It’s basically two sets of the Honda (Acura) Legend’s SH-AWD’s Twin Motor Unit (TMU) system integrated within the CR-Z, with the front TMU adapted for front-wheel drive application.
The rear axle uses the Acura RLX’s Precision All-Wheel steering system (video explanation below), allowing the CR-Z to independently adjust the toe angle of the rear wheels for optimum cornering.
As this is a prototype, we weren’t allowed to take any shots of the 4-Motor EV CR-Z’s interior.
Instead of a conventional gear lever, this CR-Z’s transmission has only three buttons – P, R and D. The layout is similar to recent Acura models sold in the US.
Push the D button, and squeeze the throttle, this CR-Z shoots away so fast that I had to ease off the throttle momentarily as my body wasn’t prepared for the unexpected rearrangement of my insides.
Round the bends, this thing just bit the tarmac hard and never let go. Turn in, I applied a bit more pressure on the throttle to find its limits, but all the CR-Z did was turning in even tighter, and gripped even harder. With a short wheelbase, the is an inherently darty car, but punching the throttle mid-corner did not overwhelm this CR-Z's tyres. Instead, it only showed the impressive abilities of the Precision Steer system, and the all-wheel drive grip.
As it is an EV, all you hear is an eerie silence punctuated by the faint whine of the motors, and some wind noise.
The regenerative braking was very aggressive too. Diving into the corners, I only had to tap the brakes briefly. The car slows down very quickly the moment you lift off the throttle, almost as if it’s being held back by engine braking, but minus the noise.
By the second lap, I had a better understanding of the car's limits and began to push it harder. Through all types of cambered, reducing radii turns, the 4-Motor EV CR-Z’s kept taunting me, egging me to push it harder.
Some of bends were taken at 120 km/h, and still there was not even a chirp from the tyres. Normally, when driving on a track, you have to straighten up the car after exiting a corner before applying full throttle.
Not in this 4-Motor EV CR-Z though. The engineer riding shot gun (brave guy) in the car assured me that I can to open throttle earlier than usual and still be able to hold the racing line.
Driving this car fast became matter of: 1. Aim for the line, 2. Be brave with the throttle, and 3. Brace yourself for the g-force as the car keeps its line as if its held by some imaginary rails.
My time with the car ended all too soon. If this is going to be the future of Honda’s performance cars, I will gladly welcome it.
Honda also pointed out that rather than screaming VTECs of the ‘90s, the performance car of the future will likely be electric, as demonstrated by the plug-in hybrid Porsche 918 and BMW i8.
Yes the market may be changing, and that’s just how life is, but you can be certain the ‘racing spirit’ will always be cultivated within Honda.

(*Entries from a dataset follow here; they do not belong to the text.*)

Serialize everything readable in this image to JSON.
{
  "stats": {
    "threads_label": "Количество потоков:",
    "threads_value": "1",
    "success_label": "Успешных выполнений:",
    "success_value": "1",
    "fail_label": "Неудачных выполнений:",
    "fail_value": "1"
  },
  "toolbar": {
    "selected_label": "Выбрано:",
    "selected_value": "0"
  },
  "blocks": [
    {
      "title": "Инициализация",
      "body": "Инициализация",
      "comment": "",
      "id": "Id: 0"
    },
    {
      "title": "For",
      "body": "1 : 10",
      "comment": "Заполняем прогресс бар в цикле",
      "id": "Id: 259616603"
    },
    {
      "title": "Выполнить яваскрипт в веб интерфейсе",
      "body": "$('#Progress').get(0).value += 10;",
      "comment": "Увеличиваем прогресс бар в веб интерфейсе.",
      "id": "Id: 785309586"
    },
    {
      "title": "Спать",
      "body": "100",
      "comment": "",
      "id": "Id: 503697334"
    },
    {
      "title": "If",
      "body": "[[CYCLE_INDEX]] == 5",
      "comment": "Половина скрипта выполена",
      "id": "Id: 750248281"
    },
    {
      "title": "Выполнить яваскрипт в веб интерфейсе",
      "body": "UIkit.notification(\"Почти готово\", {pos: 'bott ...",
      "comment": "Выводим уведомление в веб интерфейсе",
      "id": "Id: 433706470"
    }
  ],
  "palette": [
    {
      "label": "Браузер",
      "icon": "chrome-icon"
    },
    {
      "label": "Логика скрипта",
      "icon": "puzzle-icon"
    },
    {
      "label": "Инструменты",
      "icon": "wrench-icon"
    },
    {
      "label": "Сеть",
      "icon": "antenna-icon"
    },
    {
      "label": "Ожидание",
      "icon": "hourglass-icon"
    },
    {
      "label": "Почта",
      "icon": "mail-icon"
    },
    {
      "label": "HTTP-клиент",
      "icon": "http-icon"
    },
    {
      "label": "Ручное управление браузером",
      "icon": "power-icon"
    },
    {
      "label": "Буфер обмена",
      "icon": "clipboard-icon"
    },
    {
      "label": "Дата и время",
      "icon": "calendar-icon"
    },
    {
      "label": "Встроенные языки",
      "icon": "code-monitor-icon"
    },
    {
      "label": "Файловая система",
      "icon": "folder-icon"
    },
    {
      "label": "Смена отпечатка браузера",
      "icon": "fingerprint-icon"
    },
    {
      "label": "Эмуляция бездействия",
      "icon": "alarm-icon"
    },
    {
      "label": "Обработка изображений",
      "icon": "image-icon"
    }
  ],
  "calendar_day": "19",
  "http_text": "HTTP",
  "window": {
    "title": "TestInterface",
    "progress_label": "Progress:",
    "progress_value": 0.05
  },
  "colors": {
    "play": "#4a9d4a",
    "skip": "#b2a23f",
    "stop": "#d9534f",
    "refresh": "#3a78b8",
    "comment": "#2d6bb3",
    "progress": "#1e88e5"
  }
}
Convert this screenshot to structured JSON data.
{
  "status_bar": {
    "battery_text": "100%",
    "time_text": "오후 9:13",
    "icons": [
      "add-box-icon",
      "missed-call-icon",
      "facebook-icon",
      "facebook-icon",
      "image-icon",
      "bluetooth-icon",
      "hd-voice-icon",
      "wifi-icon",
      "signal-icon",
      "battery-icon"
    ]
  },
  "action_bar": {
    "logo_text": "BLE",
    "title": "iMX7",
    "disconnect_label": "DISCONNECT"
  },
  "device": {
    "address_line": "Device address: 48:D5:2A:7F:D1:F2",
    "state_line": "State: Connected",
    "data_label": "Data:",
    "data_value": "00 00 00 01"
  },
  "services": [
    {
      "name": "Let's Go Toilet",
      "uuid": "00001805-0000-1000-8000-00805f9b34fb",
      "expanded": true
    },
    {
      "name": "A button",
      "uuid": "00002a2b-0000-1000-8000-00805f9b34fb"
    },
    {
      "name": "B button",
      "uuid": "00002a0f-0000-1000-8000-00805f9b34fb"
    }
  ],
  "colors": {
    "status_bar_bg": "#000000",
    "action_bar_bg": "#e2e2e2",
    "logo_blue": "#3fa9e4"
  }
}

By the way, the 4-Motor CR-Z EV project was the brainchild of two young engineers, part of Honda's ‘Young Engineers Challenge.’ So rest be assured that the company isn’t getting ‘old.’